Snow days traditionally yield contrasting reactions. Students welcome the unanticipated leisure time and opportunity to play. Parents dread the inconvenience as they scramble to find child care.
When snowfall fails to measure up to forecast expectations, however, the decision to cancel classes invariably will be criticized. Such second-guessing is unfortunate. School administrators aren't predisposed to call off school at the drop of snowflake.

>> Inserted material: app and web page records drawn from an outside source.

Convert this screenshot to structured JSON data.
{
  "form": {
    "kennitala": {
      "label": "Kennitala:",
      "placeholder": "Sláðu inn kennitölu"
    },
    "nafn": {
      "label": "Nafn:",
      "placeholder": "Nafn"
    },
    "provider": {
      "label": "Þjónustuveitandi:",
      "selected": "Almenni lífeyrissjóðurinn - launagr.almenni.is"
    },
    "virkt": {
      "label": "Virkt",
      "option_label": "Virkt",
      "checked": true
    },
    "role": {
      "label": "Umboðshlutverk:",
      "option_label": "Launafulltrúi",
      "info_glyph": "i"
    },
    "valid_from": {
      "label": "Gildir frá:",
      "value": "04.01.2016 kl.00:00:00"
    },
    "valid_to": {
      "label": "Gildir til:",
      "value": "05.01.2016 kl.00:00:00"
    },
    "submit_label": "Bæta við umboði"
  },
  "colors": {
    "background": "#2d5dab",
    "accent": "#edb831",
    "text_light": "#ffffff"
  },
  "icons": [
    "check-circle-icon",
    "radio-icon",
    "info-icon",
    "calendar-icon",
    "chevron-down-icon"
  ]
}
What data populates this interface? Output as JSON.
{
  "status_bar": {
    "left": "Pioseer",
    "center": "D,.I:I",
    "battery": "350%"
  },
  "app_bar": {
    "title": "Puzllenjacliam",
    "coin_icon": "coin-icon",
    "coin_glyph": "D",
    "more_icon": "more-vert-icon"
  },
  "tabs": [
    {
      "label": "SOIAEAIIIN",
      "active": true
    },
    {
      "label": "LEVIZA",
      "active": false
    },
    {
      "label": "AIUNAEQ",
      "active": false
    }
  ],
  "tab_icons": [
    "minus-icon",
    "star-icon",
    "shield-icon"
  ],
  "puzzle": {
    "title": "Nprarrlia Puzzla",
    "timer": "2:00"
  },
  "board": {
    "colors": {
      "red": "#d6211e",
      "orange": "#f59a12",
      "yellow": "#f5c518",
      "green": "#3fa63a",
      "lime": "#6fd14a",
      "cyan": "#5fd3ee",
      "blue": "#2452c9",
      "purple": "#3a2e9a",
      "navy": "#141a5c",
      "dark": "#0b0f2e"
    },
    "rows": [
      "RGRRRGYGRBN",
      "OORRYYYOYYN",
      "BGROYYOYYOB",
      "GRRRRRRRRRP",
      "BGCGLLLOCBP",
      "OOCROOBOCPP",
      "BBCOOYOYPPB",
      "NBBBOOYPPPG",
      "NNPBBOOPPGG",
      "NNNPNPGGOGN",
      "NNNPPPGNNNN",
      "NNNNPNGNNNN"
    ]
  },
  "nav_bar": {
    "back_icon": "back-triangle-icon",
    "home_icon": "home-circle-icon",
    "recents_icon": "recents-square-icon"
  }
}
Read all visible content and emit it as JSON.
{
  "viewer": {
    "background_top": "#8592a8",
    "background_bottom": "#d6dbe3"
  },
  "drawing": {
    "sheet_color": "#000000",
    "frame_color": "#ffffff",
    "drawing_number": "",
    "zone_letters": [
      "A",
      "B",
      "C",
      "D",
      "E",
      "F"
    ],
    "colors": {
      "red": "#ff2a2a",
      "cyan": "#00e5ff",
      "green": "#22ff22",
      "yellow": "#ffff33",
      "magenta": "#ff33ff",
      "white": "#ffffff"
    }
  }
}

Instead, officials follow policies and procedures in choosing one of three options - to cancel school, or to run on buses on regular routes or snow routes.
The Jefferson City Public School District, for example, follows a six-step checklist.
Forecasts and physical inspection of road conditions are considered in making a timely decision that allows for ample public notification.
Central Missouri's relatively mild winter was interrupted by a passing storm early Thursday morning.
School district officials reacted by using a snow day, a decision that has drawn a smattering of criticism.
Superintendent Brian Mitchell, who ultimately makes the call, said in advance of Monday night's school board meeting he might review the process with the board.
Regarding the decision, he said: "You're gauging what the weather is doing at the time and what they're telling you the weather is going to do and what your road conditions are anticipated to be, as well."
In short, any decision is based both on fact and forecast.
The district's written policy cuts to the heart of the matter. It reads: "... the ultimate decision is always based on what is best for the students. Student safety is the primary concern of our school district."
The school district historically and routinely applies that priority to its decisions, and did so again last week.
No explanation or review is needed for emphasizing student safety.